Word for word, copy each record that comes after this.
THE RECORDS Block Start
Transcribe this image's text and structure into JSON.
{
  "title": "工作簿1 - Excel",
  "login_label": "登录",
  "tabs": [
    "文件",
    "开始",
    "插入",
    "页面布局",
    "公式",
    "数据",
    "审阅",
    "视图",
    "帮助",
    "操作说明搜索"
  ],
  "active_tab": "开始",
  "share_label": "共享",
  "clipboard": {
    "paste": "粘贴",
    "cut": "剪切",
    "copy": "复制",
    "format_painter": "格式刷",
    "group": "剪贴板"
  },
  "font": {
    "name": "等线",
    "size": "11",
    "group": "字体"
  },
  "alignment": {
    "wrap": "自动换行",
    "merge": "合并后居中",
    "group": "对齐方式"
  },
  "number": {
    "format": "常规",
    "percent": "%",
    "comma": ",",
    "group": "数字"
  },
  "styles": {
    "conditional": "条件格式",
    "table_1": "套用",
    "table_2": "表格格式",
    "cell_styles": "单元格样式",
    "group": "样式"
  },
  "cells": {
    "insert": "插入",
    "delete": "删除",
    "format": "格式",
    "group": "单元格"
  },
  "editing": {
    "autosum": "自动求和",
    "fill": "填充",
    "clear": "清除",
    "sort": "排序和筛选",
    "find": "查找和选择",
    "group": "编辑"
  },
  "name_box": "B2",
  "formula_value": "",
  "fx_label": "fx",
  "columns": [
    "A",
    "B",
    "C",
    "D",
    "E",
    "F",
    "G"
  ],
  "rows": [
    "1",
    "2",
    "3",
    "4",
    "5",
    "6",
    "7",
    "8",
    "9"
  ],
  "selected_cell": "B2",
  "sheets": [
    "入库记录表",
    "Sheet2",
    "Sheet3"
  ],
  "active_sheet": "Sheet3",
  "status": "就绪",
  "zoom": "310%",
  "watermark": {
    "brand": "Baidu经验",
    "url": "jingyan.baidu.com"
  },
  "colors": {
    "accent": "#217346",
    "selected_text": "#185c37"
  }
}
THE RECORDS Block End
● **EXERCISE OUTPUT**:
Transcribe this image's text and structure into JSON.
{
  "title": "工作簿1 - Excel",
  "login_label": "登录",
  "tabs": [
    "文件",
    "开始",
    "插入",
    "页面布局",
    "公式",
    "数据",
    "审阅",
    "视图",
    "帮助",
    "操作说明搜索"
  ],
  "active_tab": "开始",
  "share_label": "共享",
  "clipboard": {
    "paste": "粘贴",
    "cut": "剪切",
    "copy": "复制",
    "format_painter": "格式刷",
    "group": "剪贴板"
  },
  "font": {
    "name": "等线",
    "size": "11",
    "group": "字体"
  },
  "alignment": {
    "wrap": "自动换行",
    "merge": "合并后居中",
    "group": "对齐方式"
  },
  "number": {
    "format": "常规",
    "percent": "%",
    "comma": ",",
    "group": "数字"
  },
  "styles": {
    "conditional": "条件格式",
    "table_1": "套用",
    "table_2": "表格格式",
    "cell_styles": "单元格样式",
    "group": "样式"
  },
  "cells": {
    "insert": "插入",
    "delete": "删除",
    "format": "格式",
    "group": "单元格"
  },
  "editing": {
    "autosum": "自动求和",
    "fill": "填充",
    "clear": "清除",
    "sort": "排序和筛选",
    "find": "查找和选择",
    "group": "编辑"
  },
  "name_box": "B2",
  "formula_value": "",
  "fx_label": "fx",
  "columns": [
    "A",
    "B",
    "C",
    "D",
    "E",
    "F",
    "G"
  ],
  "rows": [
    "1",
    "2",
    "3",
    "4",
    "5",
    "6",
    "7",
    "8",
    "9"
  ],
  "selected_cell": "B2",
  "sheets": [
    "入库记录表",
    "Sheet2",
    "Sheet3"
  ],
  "active_sheet": "Sheet3",
  "status": "就绪",
  "zoom": "310%",
  "watermark": {
    "brand": "Baidu经验",
    "url": "jingyan.baidu.com"
  },
  "colors": {
    "accent": "#217346",
    "selected_text": "#185c37"
  }
}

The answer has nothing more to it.